Notts TV will broadcast the joint City Council, County Council and districts of Nottinghamshire commemorations of the 75th anniversary of VJ Day.
VJ Day is when Japan surrendered in the Second World War on August 15 1945, bringing and end to the Second World War.
While VE Day marked the end of the war in Europe in May 1945, many thousands of Armed Forces personnel were still engaged in bitter fighting in the Far East, and victory over Japan would come at a heavy price.
Tens of thousands of service personnel from across the UK and the Commonwealth fought and died in the war against Japan, including those who were held as prisoners of war by the Japanese.
Although events taking place across the UK are still subject to social distancing guidelines and local lockdown restrictions, the Nottinghamshire commemorations being held both at Victoria Embankment and St Mary’s Church in Lace Market can be watched live on Notts TV from 12.30pm.
There will also be footage available on social media from the afternoon.
Video: Colonel James Gunn OBE speaks to Jake Brigstock about what VJ Day means to him
Owen Shipton, Head of Output at Notts TV, said: “We feel very privileged to be broadcasting the service at St Mary’s church and t”e commemorations at Victoria Embankment on Notts TV.
“We are very glad to be giving more people the chance to observe this special moment, especially at a time when social distancing remains so important.”

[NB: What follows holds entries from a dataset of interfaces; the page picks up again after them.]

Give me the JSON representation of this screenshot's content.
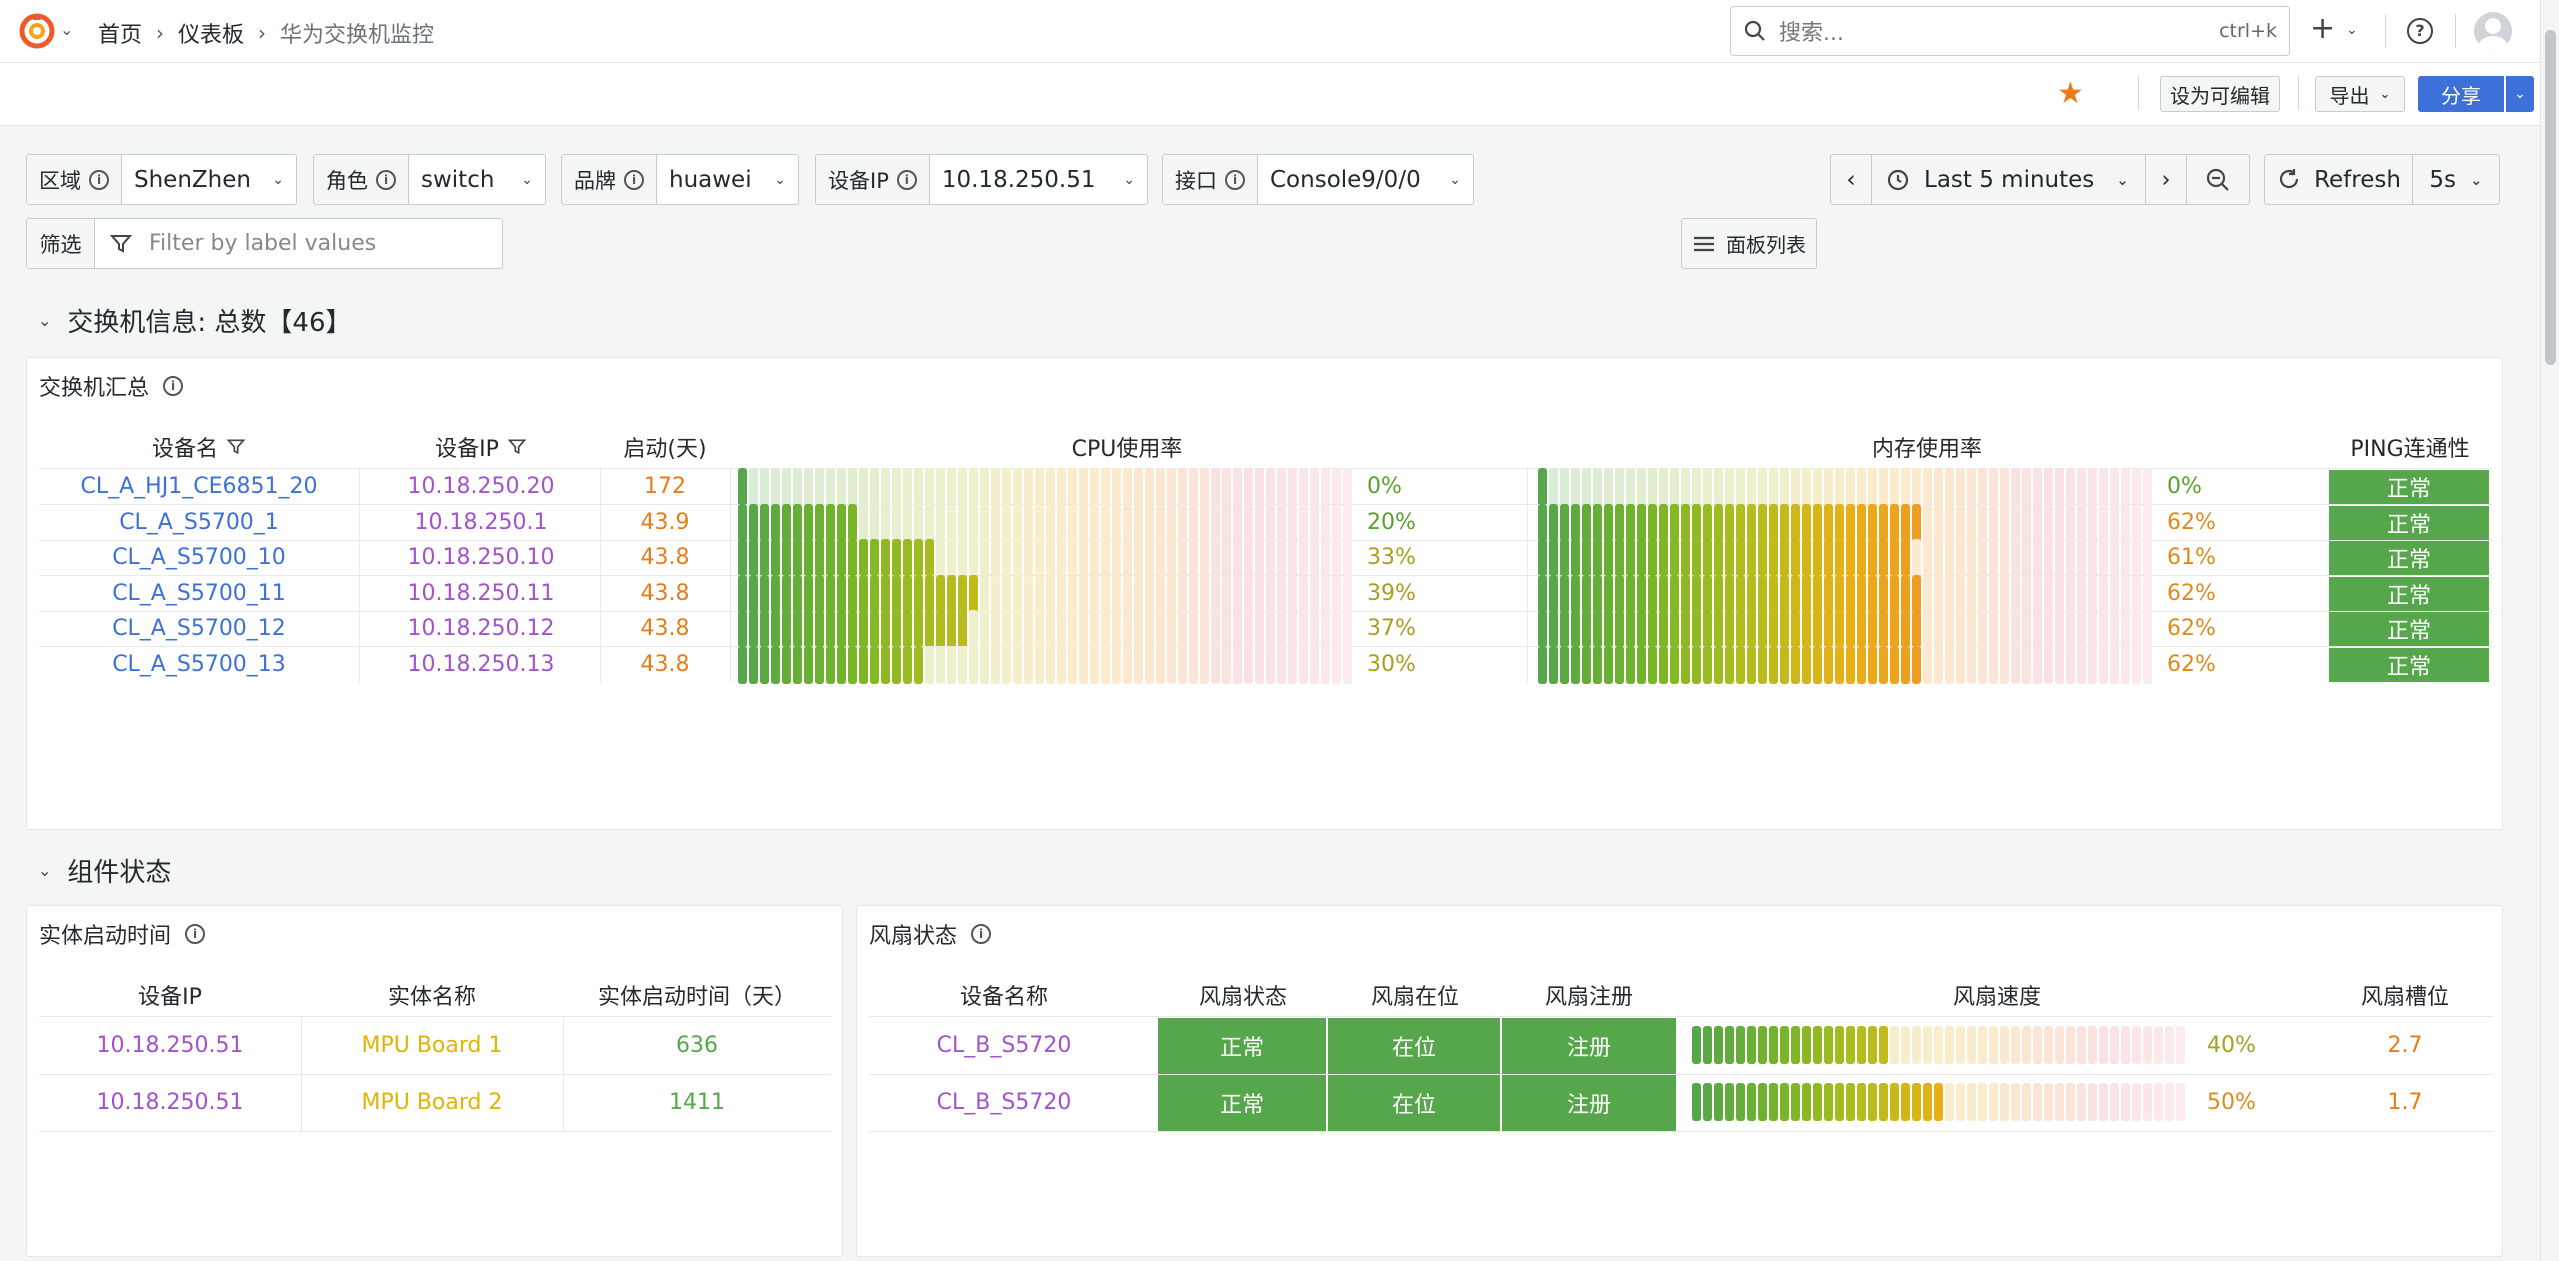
{
  "nav": {
    "breadcrumbs": [
      "首页",
      "仪表板",
      "华为交换机监控"
    ],
    "search_placeholder": "搜索...",
    "search_shortcut": "ctrl+k"
  },
  "toolbar": {
    "make_editable": "设为可编辑",
    "export": "导出",
    "share": "分享"
  },
  "variables": [
    {
      "label": "区域",
      "value": "ShenZhen"
    },
    {
      "label": "角色",
      "value": "switch"
    },
    {
      "label": "品牌",
      "value": "huawei"
    },
    {
      "label": "设备IP",
      "value": "10.18.250.51"
    },
    {
      "label": "接口",
      "value": "Console9/0/0"
    }
  ],
  "filter": {
    "label": "筛选",
    "placeholder": "Filter by label values"
  },
  "time": {
    "range": "Last 5 minutes",
    "refresh_label": "Refresh",
    "refresh_interval": "5s"
  },
  "panel_list": "面板列表",
  "colors": {
    "accent": "#3d71d9",
    "ok_green": "#56a64b",
    "link_blue": "#3d71d9",
    "purple": "#a352cc",
    "orange": "#eb7b18"
  },
  "sections": {
    "switch_info": {
      "title": "交换机信息: 总数【46】",
      "panel_title": "交换机汇总",
      "columns": [
        "设备名",
        "设备IP",
        "启动(天)",
        "CPU使用率",
        "内存使用率",
        "PING连通性"
      ],
      "rows": [
        {
          "name": "CL_A_HJ1_CE6851_20",
          "ip": "10.18.250.20",
          "uptime": "172",
          "cpu": 0,
          "cpu_label": "0%",
          "mem": 0,
          "mem_label": "0%",
          "ping": "正常"
        },
        {
          "name": "CL_A_S5700_1",
          "ip": "10.18.250.1",
          "uptime": "43.9",
          "cpu": 20,
          "cpu_label": "20%",
          "mem": 62,
          "mem_label": "62%",
          "ping": "正常"
        },
        {
          "name": "CL_A_S5700_10",
          "ip": "10.18.250.10",
          "uptime": "43.8",
          "cpu": 33,
          "cpu_label": "33%",
          "mem": 61,
          "mem_label": "61%",
          "ping": "正常"
        },
        {
          "name": "CL_A_S5700_11",
          "ip": "10.18.250.11",
          "uptime": "43.8",
          "cpu": 39,
          "cpu_label": "39%",
          "mem": 62,
          "mem_label": "62%",
          "ping": "正常"
        },
        {
          "name": "CL_A_S5700_12",
          "ip": "10.18.250.12",
          "uptime": "43.8",
          "cpu": 37,
          "cpu_label": "37%",
          "mem": 62,
          "mem_label": "62%",
          "ping": "正常"
        },
        {
          "name": "CL_A_S5700_13",
          "ip": "10.18.250.13",
          "uptime": "43.8",
          "cpu": 30,
          "cpu_label": "30%",
          "mem": 62,
          "mem_label": "62%",
          "ping": "正常"
        }
      ]
    },
    "component": {
      "title": "组件状态",
      "entity": {
        "panel_title": "实体启动时间",
        "columns": [
          "设备IP",
          "实体名称",
          "实体启动时间（天）"
        ],
        "rows": [
          {
            "ip": "10.18.250.51",
            "name": "MPU Board 1",
            "days": "636"
          },
          {
            "ip": "10.18.250.51",
            "name": "MPU Board 2",
            "days": "1411"
          }
        ]
      },
      "fan": {
        "panel_title": "风扇状态",
        "columns": [
          "设备名称",
          "风扇状态",
          "风扇在位",
          "风扇注册",
          "风扇速度",
          "风扇槽位"
        ],
        "rows": [
          {
            "name": "CL_B_S5720",
            "status": "正常",
            "present": "在位",
            "registered": "注册",
            "speed": 40,
            "speed_label": "40%",
            "slot": "2.7"
          },
          {
            "name": "CL_B_S5720",
            "status": "正常",
            "present": "在位",
            "registered": "注册",
            "speed": 50,
            "speed_label": "50%",
            "slot": "1.7"
          }
        ]
      }
    }
  }
}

The feed will include excerpts from the first commemoration event of the day which is a party of civic dignitaries placing wreaths at the memorial.
The live stream, a first for such an event in the city, will be broadcast from St Mary’s Church where a commemorative service will be attended by The Lord and Deputy Lieutenants of Nottingham, The High Sheriff of Nottingham, The Lord Mayor of Nottingham and a small group of leaders invited from local communities.
This is not a public service and members of the public are asked not to attend.
Cllr Rebecca Langton, Portfolio Holder for Communities, Highways and Strategic Transport said: “It is absolutely right and fitting that, even in the difficult circumstances we find ourselves in, we remember the huge sacrifices that led to Victory in Japan and the end of the Second World War.
“We are pleased to be working with the County Council on commemorating this significant day in our history and working with Notts TV means we can bring the event to many people that would have come out to pay their respects in usual circumstances but cannot due to social distancing restrictions.
“Broadcasting live gives everybody a chance to watch the commemorations for Nottinghamshire at a time that is most convenient for them.
“We will also share images and video from the services via our partners after the event.”
Cllr Kay Cutts MBE, leader of Nottinghamshire County Council, said: “As we mark VJ Day, I would like to pay tribute to all those who fought in the Far East campaign, and in doing so take time to think and be thankful that were it not for the ultimate sacrifice made all those years ago by brave men and women, we would not be enjoying the freedoms we have today.
“Yours is not the Forgotten Army.
“Nottinghamshire veterans and their families will no doubt reminisce on one of the worst episodes in British Military history, during which tens of thousands of service men and women from across the Empire and Commonwealth were forced to endure the harsh realities of jungle warfare, and in some cases, the brutalities of prisoner of war camps.
“We must not forget that the Fourteenth Army was the most diverse in history.
“Veterans of the Far East campaign will be at the heart of the commemorations as the nation and Nottinghamshire thank them for their service and sacrifice.”
The Reverend Tom Gillum will lead the congregation through a series of readings, presentations, and pre-recorded interviews and hymns which will reflect the local involvement in the conflict.
There will also be a recorded interview with Colonel James Gunn – a British officer who served with Mountain Artillery Training Centre, Royal Artillery, in GB and India, 1945-1947 and with the 307 Field Regiment (South Notts Hussars), 1951-1966.
He will also reflect on his experiences as Colonel in the Royal Artillery at Bullwell Drill Hall, 1962-1966.
Deputy Lieutenant for the County Dr Jas Bilkhu will represent the Commonwealth.
Fighting in the Asia-Pacific took place from Hawaii to North East India. Britain and the Commonwealth’s principal fighting force, the Fourteenth Army, was one of the most diverse in history – more than 40 languages were spoken, and all the world’s major religions represented.
The small congregation will reflect this with representatives from the Polish, Muslim, and Gurkha communities, among others.
President of the local Royal British Legion in Nottinghamshire, Colonel David Sneath will also attend the event.
His work on local regiments – The Sherwood Foresters and the war in the Far East – will be presented as part of the service.
The sermon will be delivered by Major General Timothy Cross CBE – a retired British Army officer and military logistics expert.
He has lectured both in the UK and elsewhere since his retirement and is a visiting professor at several British universities including the University of Nottingham, University of Reading and Cranfield University.
Since 2007, he has been army advisor to the House of Commons Defence Select Committee.
The Army, Navy, and RAF will be represented as well as the Police and Fire and Rescue Services.